* _TASK DETAILS_
Your task is to copy each line of the listing that contains the word "Privacy".

##### RECORD SET

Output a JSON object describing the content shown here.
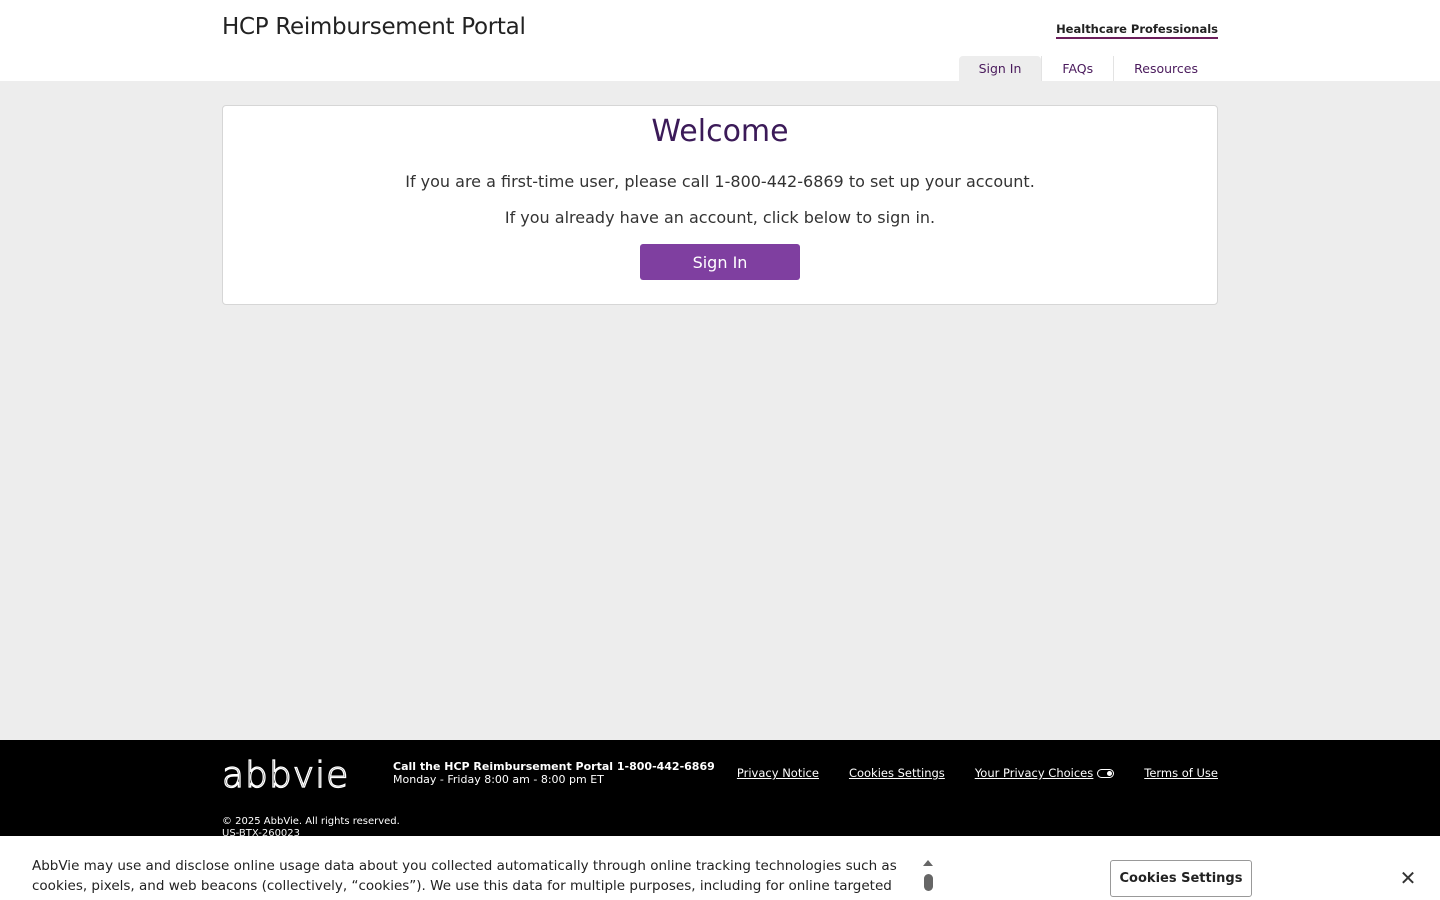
{
  "header": {
    "title": "HCP Reimbursement Portal",
    "audience_link": "Healthcare Professionals",
    "tabs": [
      {
        "label": "Sign In",
        "active": true
      },
      {
        "label": "FAQs",
        "active": false
      },
      {
        "label": "Resources",
        "active": false
      }
    ]
  },
  "welcome": {
    "title": "Welcome",
    "line1": "If you are a first-time user, please call 1-800-442-6869 to set up your account.",
    "line2": "If you already have an account, click below to sign in.",
    "signin_label": "Sign In"
  },
  "footer": {
    "logo": "abbvie",
    "call_heading": "Call the HCP Reimbursement Portal 1-800-442-6869",
    "call_hours": "Monday - Friday 8:00 am - 8:00 pm ET",
    "links": [
      "Privacy Notice",
      "Cookies Settings",
      "Your Privacy Choices",
      "Terms of Use"
    ],
    "copyright": "© 2025 AbbVie. All rights reserved.",
    "code": "US-BTX-260023"
  },
  "cookie_banner": {
    "text": "AbbVie may use and disclose online usage data about you collected automatically through online tracking technologies such as cookies, pixels, and web beacons (collectively, “cookies”). We use this data for multiple purposes, including for online targeted advertising (advertisements based",
    "settings_label": "Cookies Settings",
    "close_glyph": "✕"
  },
  "colors": {
    "primary_button": "#7f3fa0",
    "title_purple": "#3b1a58",
    "footer_bg": "#000000",
    "page_bg": "#ededed"
  }
}
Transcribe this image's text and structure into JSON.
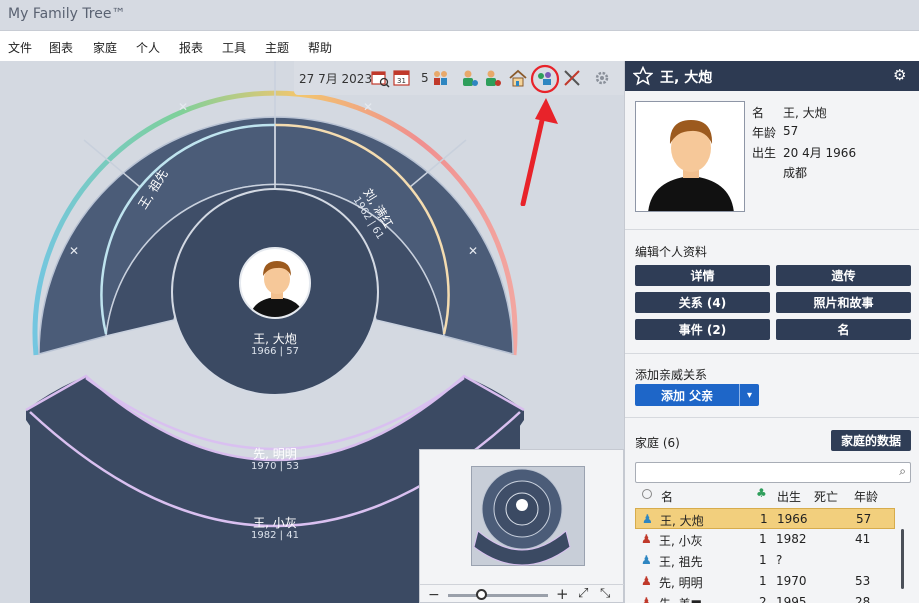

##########

* _WRITTEN REPLY_
      "Privacy Notice",
      "Your Privacy Choices",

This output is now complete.